* [PROBLEM STATEMENT] Return the full listing exactly as it is written.

* [INPUT MATERIAL]
Content starts

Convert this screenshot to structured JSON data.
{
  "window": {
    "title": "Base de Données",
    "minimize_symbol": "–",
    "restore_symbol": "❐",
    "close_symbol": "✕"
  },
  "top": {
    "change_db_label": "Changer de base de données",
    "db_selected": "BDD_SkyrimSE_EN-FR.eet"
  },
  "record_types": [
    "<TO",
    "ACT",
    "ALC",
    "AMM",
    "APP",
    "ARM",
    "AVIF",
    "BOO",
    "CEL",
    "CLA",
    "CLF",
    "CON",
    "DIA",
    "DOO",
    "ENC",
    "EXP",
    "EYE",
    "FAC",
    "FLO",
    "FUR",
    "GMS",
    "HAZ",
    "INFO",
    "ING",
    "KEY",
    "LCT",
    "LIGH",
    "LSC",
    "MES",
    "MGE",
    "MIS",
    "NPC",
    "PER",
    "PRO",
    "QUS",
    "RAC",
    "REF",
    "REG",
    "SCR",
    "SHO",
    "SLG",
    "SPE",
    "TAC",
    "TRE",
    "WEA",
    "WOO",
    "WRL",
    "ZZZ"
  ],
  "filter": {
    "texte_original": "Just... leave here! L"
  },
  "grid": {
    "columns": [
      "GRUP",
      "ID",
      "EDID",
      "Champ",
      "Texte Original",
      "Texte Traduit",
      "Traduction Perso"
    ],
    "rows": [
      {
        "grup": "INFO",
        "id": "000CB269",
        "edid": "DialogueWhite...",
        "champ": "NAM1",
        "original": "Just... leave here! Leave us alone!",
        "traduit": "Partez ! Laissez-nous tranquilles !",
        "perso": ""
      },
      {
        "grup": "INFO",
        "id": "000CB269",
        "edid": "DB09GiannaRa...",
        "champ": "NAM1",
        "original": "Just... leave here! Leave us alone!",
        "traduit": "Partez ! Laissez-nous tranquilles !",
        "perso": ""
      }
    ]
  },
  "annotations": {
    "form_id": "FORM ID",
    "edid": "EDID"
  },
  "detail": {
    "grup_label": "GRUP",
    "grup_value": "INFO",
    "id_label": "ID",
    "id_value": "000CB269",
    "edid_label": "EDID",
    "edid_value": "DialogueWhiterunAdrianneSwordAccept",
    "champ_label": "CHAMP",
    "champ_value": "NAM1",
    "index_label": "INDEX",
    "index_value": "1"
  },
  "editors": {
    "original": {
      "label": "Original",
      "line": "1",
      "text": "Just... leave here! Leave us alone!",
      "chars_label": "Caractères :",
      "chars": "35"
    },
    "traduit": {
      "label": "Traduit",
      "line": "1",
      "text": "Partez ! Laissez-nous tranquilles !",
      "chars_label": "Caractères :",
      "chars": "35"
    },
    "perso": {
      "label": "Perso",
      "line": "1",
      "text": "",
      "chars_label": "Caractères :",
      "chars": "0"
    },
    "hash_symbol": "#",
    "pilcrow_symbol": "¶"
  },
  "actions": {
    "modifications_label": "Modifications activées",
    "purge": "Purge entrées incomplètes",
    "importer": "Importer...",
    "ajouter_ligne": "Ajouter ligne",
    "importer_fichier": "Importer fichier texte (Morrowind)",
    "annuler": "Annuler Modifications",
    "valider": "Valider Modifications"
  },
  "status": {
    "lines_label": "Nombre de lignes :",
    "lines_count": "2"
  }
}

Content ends

* [EXERCISE SOLUTION]
Convert this screenshot to structured JSON data.
{
  "window": {
    "title": "Base de Données",
    "minimize_symbol": "–",
    "restore_symbol": "❐",
    "close_symbol": "✕"
  },
  "top": {
    "change_db_label": "Changer de base de données",
    "db_selected": "BDD_SkyrimSE_EN-FR.eet"
  },
  "record_types": [
    "<TO",
    "ACT",
    "ALC",
    "AMM",
    "APP",
    "ARM",
    "AVIF",
    "BOO",
    "CEL",
    "CLA",
    "CLF",
    "CON",
    "DIA",
    "DOO",
    "ENC",
    "EXP",
    "EYE",
    "FAC",
    "FLO",
    "FUR",
    "GMS",
    "HAZ",
    "INFO",
    "ING",
    "KEY",
    "LCT",
    "LIGH",
    "LSC",
    "MES",
    "MGE",
    "MIS",
    "NPC",
    "PER",
    "PRO",
    "QUS",
    "RAC",
    "REF",
    "REG",
    "SCR",
    "SHO",
    "SLG",
    "SPE",
    "TAC",
    "TRE",
    "WEA",
    "WOO",
    "WRL",
    "ZZZ"
  ],
  "filter": {
    "texte_original": "Just... leave here! L"
  },
  "grid": {
    "columns": [
      "GRUP",
      "ID",
      "EDID",
      "Champ",
      "Texte Original",
      "Texte Traduit",
      "Traduction Perso"
    ],
    "rows": [
      {
        "grup": "INFO",
        "id": "000CB269",
        "edid": "DialogueWhite...",
        "champ": "NAM1",
        "original": "Just... leave here! Leave us alone!",
        "traduit": "Partez ! Laissez-nous tranquilles !",
        "perso": ""
      },
      {
        "grup": "INFO",
        "id": "000CB269",
        "edid": "DB09GiannaRa...",
        "champ": "NAM1",
        "original": "Just... leave here! Leave us alone!",
        "traduit": "Partez ! Laissez-nous tranquilles !",
        "perso": ""
      }
    ]
  },
  "annotations": {
    "form_id": "FORM ID",
    "edid": "EDID"
  },
  "detail": {
    "grup_label": "GRUP",
    "grup_value": "INFO",
    "id_label": "ID",
    "id_value": "000CB269",
    "edid_label": "EDID",
    "edid_value": "DialogueWhiterunAdrianneSwordAccept",
    "champ_label": "CHAMP",
    "champ_value": "NAM1",
    "index_label": "INDEX",
    "index_value": "1"
  },
  "editors": {
    "original": {
      "label": "Original",
      "line": "1",
      "text": "Just... leave here! Leave us alone!",
      "chars_label": "Caractères :",
      "chars": "35"
    },
    "traduit": {
      "label": "Traduit",
      "line": "1",
      "text": "Partez ! Laissez-nous tranquilles !",
      "chars_label": "Caractères :",
      "chars": "35"
    },
    "perso": {
      "label": "Perso",
      "line": "1",
      "text": "",
      "chars_label": "Caractères :",
      "chars": "0"
    },
    "hash_symbol": "#",
    "pilcrow_symbol": "¶"
  },
  "actions": {
    "modifications_label": "Modifications activées",
    "purge": "Purge entrées incomplètes",
    "importer": "Importer...",
    "ajouter_ligne": "Ajouter ligne",
    "importer_fichier": "Importer fichier texte (Morrowind)",
    "annuler": "Annuler Modifications",
    "valider": "Valider Modifications"
  },
  "status": {
    "lines_label": "Nombre de lignes :",
    "lines_count": "2"
  }
}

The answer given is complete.